CT-quantified emphysema in male heavy smokers: association with lung function decline

F. Mohamed Hoesein, B. de Hoop, P. Zanen, H. Gietema, C. Kruitwagen, B. van Ginneken, I. IĆĄgum, C. Mol, R. van Klaveren, A. Dijkstra, H. Groen, H. Boezen, D. Postma, M. Prokop and J. Lammers

Thorax 2011;66:782-787.

DOI PMID Cited by ~125

Background Emphysema and small airway disease both contribute to chronic obstructive pulmonary disease (COPD), a disease characterised by accelerated decline in lung function. The association between the extent of emphysema in male current and former smokers and lung function decline was investigated. Methods Current and former heavy smokers participating in a lung cancer screening trial were recruited to the study and all underwent CT. Spirometry was performed at baseline and at 3-year follow-up. The 15th percentile (Perc15) was used to assess the severity of emphysema. Results 2085 men of mean age 59.8 years participated in the study. Mean (SD) baseline Perc15 was -934.9 (19.5) HU. A lower Perc15 value correlated with a lower forced expiratory volume in 1 s (FEV(1)) at baseline (r=0.12, p<0.001). Linear mixed model analysis showed that a lower Perc15 was significantly related to a greater decline in FEV(1) after follow-up (p<0.001). Participants without baseline airway obstruction who developed it after follow-up had significantly lower mean (SD) Perc15 values at baseline than those who did not develop obstruction (-934.2 (17.1) HU vs -930.2 (19.7) HU, p<0.001). Conclusion Greater baseline severity of CT-detected emphysema is related to lower baseline lung function and greater rates of lung function decline, even in those without airway obstruction.
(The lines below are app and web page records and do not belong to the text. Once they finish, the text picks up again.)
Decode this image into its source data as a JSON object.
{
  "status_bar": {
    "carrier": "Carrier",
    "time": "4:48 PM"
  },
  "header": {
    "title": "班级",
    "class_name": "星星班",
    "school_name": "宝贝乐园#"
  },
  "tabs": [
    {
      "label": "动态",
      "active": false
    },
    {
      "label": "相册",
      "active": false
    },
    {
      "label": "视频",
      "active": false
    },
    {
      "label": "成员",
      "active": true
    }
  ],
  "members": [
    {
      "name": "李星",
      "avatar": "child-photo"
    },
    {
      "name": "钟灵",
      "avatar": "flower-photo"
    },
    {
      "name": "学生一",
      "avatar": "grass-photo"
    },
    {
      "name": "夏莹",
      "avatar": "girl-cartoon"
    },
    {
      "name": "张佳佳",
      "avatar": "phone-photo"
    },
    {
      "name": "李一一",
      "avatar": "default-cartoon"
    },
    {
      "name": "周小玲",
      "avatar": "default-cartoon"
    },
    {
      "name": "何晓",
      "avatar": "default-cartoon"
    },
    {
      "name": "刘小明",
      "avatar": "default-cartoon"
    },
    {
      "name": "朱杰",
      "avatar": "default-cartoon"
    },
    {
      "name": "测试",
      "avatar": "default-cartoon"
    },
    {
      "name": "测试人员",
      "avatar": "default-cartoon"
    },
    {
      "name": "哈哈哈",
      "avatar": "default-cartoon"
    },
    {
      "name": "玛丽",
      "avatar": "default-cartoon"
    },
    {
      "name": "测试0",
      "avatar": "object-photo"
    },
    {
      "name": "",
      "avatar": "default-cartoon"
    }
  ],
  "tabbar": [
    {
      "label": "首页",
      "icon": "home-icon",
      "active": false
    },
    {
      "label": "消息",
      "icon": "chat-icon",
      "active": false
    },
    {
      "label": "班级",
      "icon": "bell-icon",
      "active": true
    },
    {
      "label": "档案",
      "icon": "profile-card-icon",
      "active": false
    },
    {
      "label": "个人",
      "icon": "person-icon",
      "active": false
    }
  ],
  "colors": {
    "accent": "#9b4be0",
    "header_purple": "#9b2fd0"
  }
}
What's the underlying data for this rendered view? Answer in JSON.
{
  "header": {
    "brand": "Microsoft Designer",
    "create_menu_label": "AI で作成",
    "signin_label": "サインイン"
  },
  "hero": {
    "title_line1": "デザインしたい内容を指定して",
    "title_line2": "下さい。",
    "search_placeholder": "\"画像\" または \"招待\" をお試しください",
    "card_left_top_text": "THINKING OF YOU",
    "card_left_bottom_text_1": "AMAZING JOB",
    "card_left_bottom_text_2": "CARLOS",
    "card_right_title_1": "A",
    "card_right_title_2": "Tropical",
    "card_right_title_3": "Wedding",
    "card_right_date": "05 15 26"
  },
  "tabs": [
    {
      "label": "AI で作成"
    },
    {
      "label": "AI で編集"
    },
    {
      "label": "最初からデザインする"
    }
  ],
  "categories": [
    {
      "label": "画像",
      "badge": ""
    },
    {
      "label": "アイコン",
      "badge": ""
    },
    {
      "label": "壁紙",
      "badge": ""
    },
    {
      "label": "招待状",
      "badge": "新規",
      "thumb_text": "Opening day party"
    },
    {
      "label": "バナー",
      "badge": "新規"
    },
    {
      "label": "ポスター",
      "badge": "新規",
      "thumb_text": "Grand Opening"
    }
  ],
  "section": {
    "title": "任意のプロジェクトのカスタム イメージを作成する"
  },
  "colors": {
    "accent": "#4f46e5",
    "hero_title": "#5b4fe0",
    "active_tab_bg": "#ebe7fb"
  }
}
CT-detected emphysema aids in identifying non-obstructed male smokers who will develop airflow obstruction.